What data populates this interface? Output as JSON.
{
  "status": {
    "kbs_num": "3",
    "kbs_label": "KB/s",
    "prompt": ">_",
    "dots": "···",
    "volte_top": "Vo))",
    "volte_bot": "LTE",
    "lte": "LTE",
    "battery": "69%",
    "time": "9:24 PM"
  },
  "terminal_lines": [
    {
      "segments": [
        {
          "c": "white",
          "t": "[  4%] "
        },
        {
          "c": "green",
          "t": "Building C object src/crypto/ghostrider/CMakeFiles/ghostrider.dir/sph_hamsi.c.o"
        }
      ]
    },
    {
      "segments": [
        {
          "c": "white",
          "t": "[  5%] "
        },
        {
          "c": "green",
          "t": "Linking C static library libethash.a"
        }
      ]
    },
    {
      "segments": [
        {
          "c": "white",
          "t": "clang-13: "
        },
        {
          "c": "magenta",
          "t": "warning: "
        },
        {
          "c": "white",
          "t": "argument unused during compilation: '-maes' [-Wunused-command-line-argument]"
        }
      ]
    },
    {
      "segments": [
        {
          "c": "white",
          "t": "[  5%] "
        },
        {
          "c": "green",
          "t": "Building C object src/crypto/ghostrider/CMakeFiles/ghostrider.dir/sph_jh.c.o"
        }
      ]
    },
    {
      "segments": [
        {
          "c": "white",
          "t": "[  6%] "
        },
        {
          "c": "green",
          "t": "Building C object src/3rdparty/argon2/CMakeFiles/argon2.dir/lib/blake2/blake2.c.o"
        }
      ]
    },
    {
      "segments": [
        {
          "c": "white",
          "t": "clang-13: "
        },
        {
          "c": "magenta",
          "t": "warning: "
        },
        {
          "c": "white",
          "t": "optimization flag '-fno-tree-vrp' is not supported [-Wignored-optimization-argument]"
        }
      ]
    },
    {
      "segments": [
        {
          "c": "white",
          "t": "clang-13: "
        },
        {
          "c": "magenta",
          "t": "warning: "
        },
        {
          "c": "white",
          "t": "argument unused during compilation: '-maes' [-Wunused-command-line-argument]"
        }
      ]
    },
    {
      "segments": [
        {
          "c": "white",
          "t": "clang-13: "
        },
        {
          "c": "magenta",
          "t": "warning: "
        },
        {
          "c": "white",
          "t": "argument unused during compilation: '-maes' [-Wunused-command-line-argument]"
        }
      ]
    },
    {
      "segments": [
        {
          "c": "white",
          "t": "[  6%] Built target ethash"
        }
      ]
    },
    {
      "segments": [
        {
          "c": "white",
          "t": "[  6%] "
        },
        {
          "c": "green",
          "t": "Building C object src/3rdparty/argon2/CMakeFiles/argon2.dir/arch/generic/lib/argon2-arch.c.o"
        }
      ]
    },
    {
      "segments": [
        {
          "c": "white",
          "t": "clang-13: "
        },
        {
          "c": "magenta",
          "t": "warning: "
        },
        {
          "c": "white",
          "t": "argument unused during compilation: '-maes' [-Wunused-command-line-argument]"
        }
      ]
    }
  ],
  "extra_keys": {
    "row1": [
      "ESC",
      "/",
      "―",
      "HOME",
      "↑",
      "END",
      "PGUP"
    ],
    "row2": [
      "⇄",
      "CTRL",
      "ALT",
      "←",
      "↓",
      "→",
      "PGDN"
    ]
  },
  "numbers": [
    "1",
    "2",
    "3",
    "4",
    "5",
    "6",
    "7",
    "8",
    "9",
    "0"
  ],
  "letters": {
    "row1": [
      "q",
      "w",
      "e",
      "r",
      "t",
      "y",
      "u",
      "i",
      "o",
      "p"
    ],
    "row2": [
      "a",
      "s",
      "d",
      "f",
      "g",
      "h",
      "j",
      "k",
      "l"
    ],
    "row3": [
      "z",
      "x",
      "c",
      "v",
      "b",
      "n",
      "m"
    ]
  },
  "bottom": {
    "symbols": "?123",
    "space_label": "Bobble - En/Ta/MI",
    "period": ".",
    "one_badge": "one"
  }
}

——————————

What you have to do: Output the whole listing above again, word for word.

Output below:
What data populates this interface? Output as JSON.
{
  "status": {
    "kbs_num": "3",
    "kbs_label": "KB/s",
    "prompt": ">_",
    "dots": "···",
    "volte_top": "Vo))",
    "volte_bot": "LTE",
    "lte": "LTE",
    "battery": "69%",
    "time": "9:24 PM"
  },
  "terminal_lines": [
    {
      "segments": [
        {
          "c": "white",
          "t": "[  4%] "
        },
        {
          "c": "green",
          "t": "Building C object src/crypto/ghostrider/CMakeFiles/ghostrider.dir/sph_hamsi.c.o"
        }
      ]
    },
    {
      "segments": [
        {
          "c": "white",
          "t": "[  5%] "
        },
        {
          "c": "green",
          "t": "Linking C static library libethash.a"
        }
      ]
    },
    {
      "segments": [
        {
          "c": "white",
          "t": "clang-13: "
        },
        {
          "c": "magenta",
          "t": "warning: "
        },
        {
          "c": "white",
          "t": "argument unused during compilation: '-maes' [-Wunused-command-line-argument]"
        }
      ]
    },
    {
      "segments": [
        {
          "c": "white",
          "t": "[  5%] "
        },
        {
          "c": "green",
          "t": "Building C object src/crypto/ghostrider/CMakeFiles/ghostrider.dir/sph_jh.c.o"
        }
      ]
    },
    {
      "segments": [
        {
          "c": "white",
          "t": "[  6%] "
        },
        {
          "c": "green",
          "t": "Building C object src/3rdparty/argon2/CMakeFiles/argon2.dir/lib/blake2/blake2.c.o"
        }
      ]
    },
    {
      "segments": [
        {
          "c": "white",
          "t": "clang-13: "
        },
        {
          "c": "magenta",
          "t": "warning: "
        },
        {
          "c": "white",
          "t": "optimization flag '-fno-tree-vrp' is not supported [-Wignored-optimization-argument]"
        }
      ]
    },
    {
      "segments": [
        {
          "c": "white",
          "t": "clang-13: "
        },
        {
          "c": "magenta",
          "t": "warning: "
        },
        {
          "c": "white",
          "t": "argument unused during compilation: '-maes' [-Wunused-command-line-argument]"
        }
      ]
    },
    {
      "segments": [
        {
          "c": "white",
          "t": "clang-13: "
        },
        {
          "c": "magenta",
          "t": "warning: "
        },
        {
          "c": "white",
          "t": "argument unused during compilation: '-maes' [-Wunused-command-line-argument]"
        }
      ]
    },
    {
      "segments": [
        {
          "c": "white",
          "t": "[  6%] Built target ethash"
        }
      ]
    },
    {
      "segments": [
        {
          "c": "white",
          "t": "[  6%] "
        },
        {
          "c": "green",
          "t": "Building C object src/3rdparty/argon2/CMakeFiles/argon2.dir/arch/generic/lib/argon2-arch.c.o"
        }
      ]
    },
    {
      "segments": [
        {
          "c": "white",
          "t": "clang-13: "
        },
        {
          "c": "magenta",
          "t": "warning: "
        },
        {
          "c": "white",
          "t": "argument unused during compilation: '-maes' [-Wunused-command-line-argument]"
        }
      ]
    }
  ],
  "extra_keys": {
    "row1": [
      "ESC",
      "/",
      "―",
      "HOME",
      "↑",
      "END",
      "PGUP"
    ],
    "row2": [
      "⇄",
      "CTRL",
      "ALT",
      "←",
      "↓",
      "→",
      "PGDN"
    ]
  },
  "numbers": [
    "1",
    "2",
    "3",
    "4",
    "5",
    "6",
    "7",
    "8",
    "9",
    "0"
  ],
  "letters": {
    "row1": [
      "q",
      "w",
      "e",
      "r",
      "t",
      "y",
      "u",
      "i",
      "o",
      "p"
    ],
    "row2": [
      "a",
      "s",
      "d",
      "f",
      "g",
      "h",
      "j",
      "k",
      "l"
    ],
    "row3": [
      "z",
      "x",
      "c",
      "v",
      "b",
      "n",
      "m"
    ]
  },
  "bottom": {
    "symbols": "?123",
    "space_label": "Bobble - En/Ta/MI",
    "period": ".",
    "one_badge": "one"
  }
}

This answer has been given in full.